Anxiety is an emotion. You might believe it to be a thought and of course you are right. However, anxiety is typically experienced as a feeling. So, as most of my clients have found – the way to move forward with anxiety is to physically move. It is part of the process of becoming unstuck or finding a place for clarity.

So… find yourself a comfortable place to sit. It is good, but not essential, if you can allow yourself permission to sit somewhere that is not in sight of technology. Somewhere that is relatively quiet. Perhaps a comfortable chair making sure that your feet are resting flat on the floor and as far as possible you are sitting way back in the chair. Now is the time, if needed, to unclench your body: in particular your teeth. A large percentage of people carry tension in their jaw simply because of the effort of having their teeth together. So loosen your jaw: you will still look good! And, whilst you are focusing on your posture, why not imagine your shoulder blades sliding down your back whilst taking your shoulders away from your ears. Keep your attention on your feet resting on the floor.

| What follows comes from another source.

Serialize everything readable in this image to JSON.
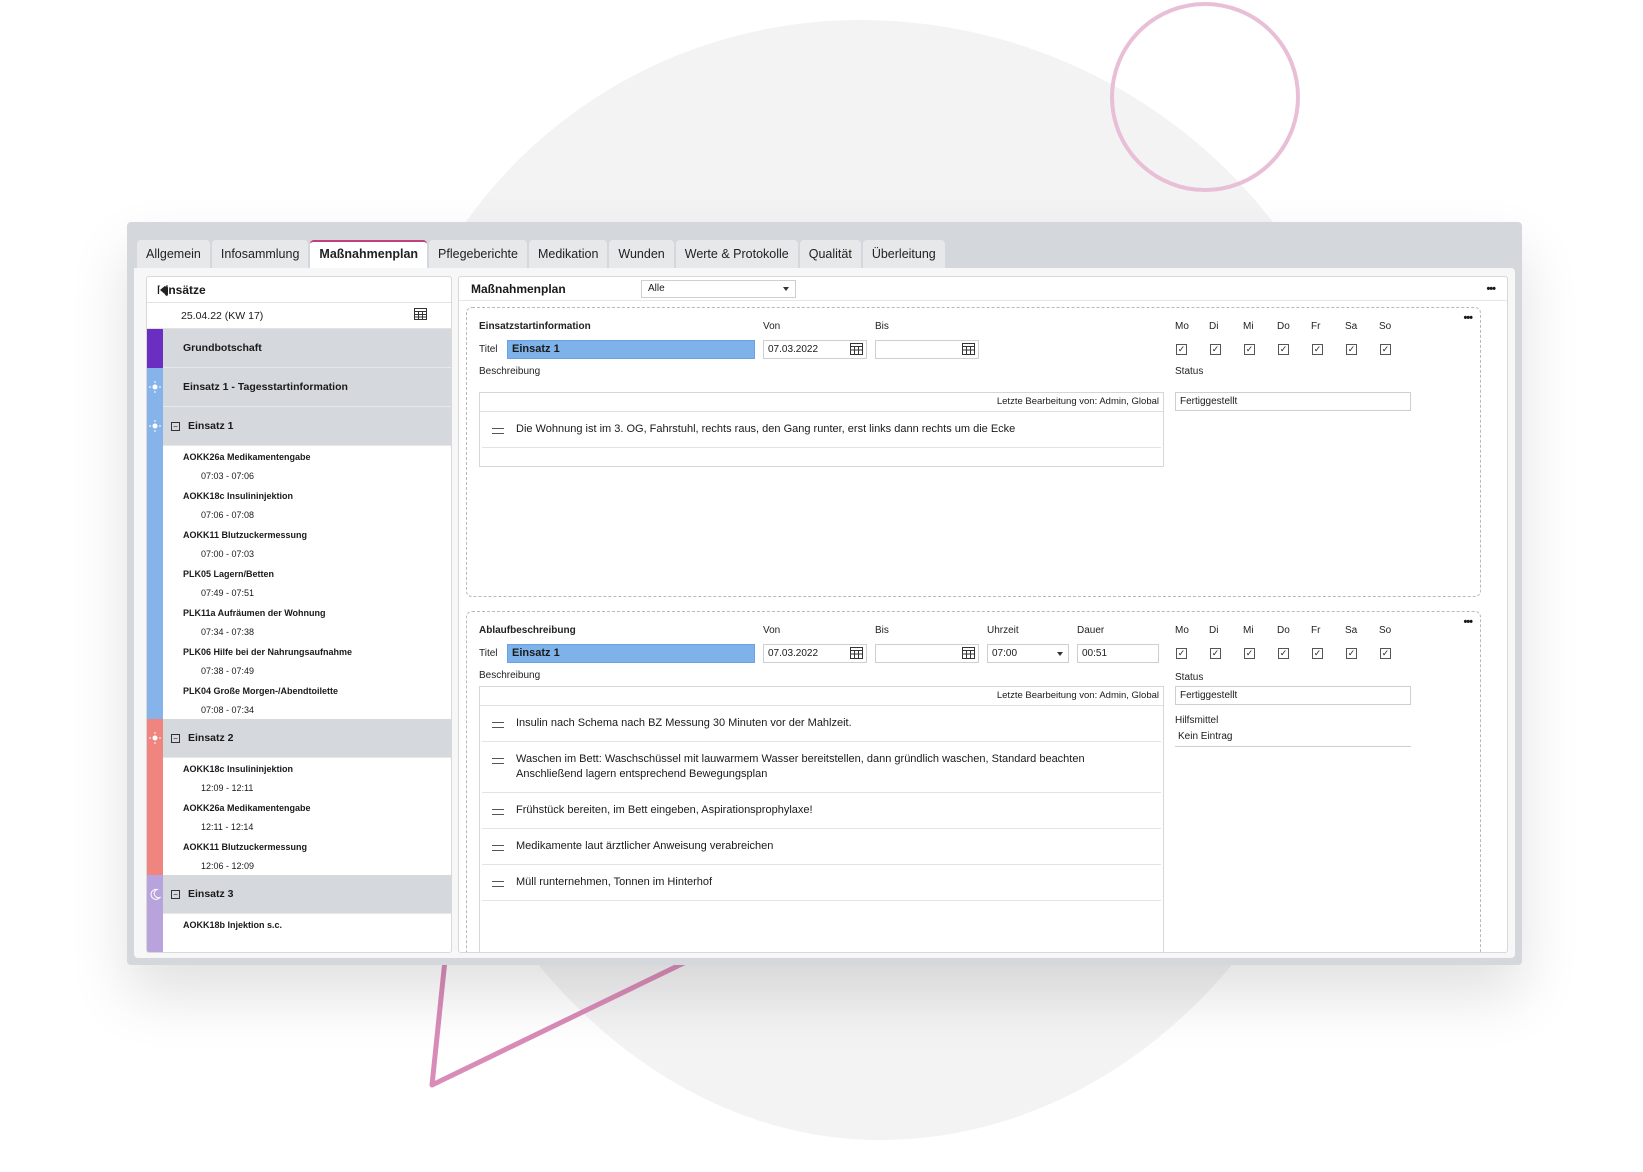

Step 4 – Do something useful with your mind
It is difficult to be anxious about one thing when you are “in the zone” of thinking about something else. Most importantly, your job now is to count silently in your head.  This will be enough for you to feel more in control. If you want to close your eyes, now is the time. In this position, take your mind back to your feet. Imaging you are breathing in through your feet whilst you are counting slowly to 3. You will feel your ribcage expand to the sides. Keep your focus on the counting to occupy your mind. When you get to 3 you might want to pause for a moment or two before breathing out for the count of 4 or 5. I like to breathe out through my mouth. It is up to you. Repeat this process three, four or even five times. Each time simply focus on the counting and enjoy breathing out.

Step 5 – Notice your skill
Having completed the breathing exercise, just know that you have the ability to feel calmer. Breathing out is a beautiful thing. Focusing on slowing down your out breath is a wonderful way to improve your life in so many ways. Why not try it if you run, sing, cycle, work out at the gym, swim or even when you are cooking, organising or preparing for an important event or trying to put together an IKEA bookcase.

Step 6 – What next?
This step is up to you. What is now possible? Where might your new skill lead? How can you use one of your strengths to move forward? Is there someone you can talk to if you experience what you know is much more than anxiety? Keep moving and enjoy breathing out.

Voicing Possibilities by drawing on your personal energy.

©Jeanette Cowley 2018

Updated by Jeanette Cowley 2019

About The Author

Jeanette Cowley

Jeanette Cowley is all about helping clients voice possibilities, an avid singer and artist.

Jeanette is the CEO of Go For Growth. She is a London and Kent based mediator, team and executive coach who is often called on to moderate on-line events, speak about negotiation and personal presence. Jeanette has many years of commercial experience, culminating in the role of Group HR Director for a FTSE 100 business. She is a pioneer of using art in business to unleash the creative mind, accelerate success and deepen self-awareness.

Jeanette’s current research into how senior executives sustain momentum, builds on work she carried out at Henley Business School, uses with clients at London Business School, as well as to support private clients across many sectors. Jeanette is the creator of Voicing Possibilities Art-based Coaching Cards. These cards are used by meditators, coaches and consultants around the world to help clients and individuals decide if, how and when to move forward. Contact: jcowley@goforgrowth.com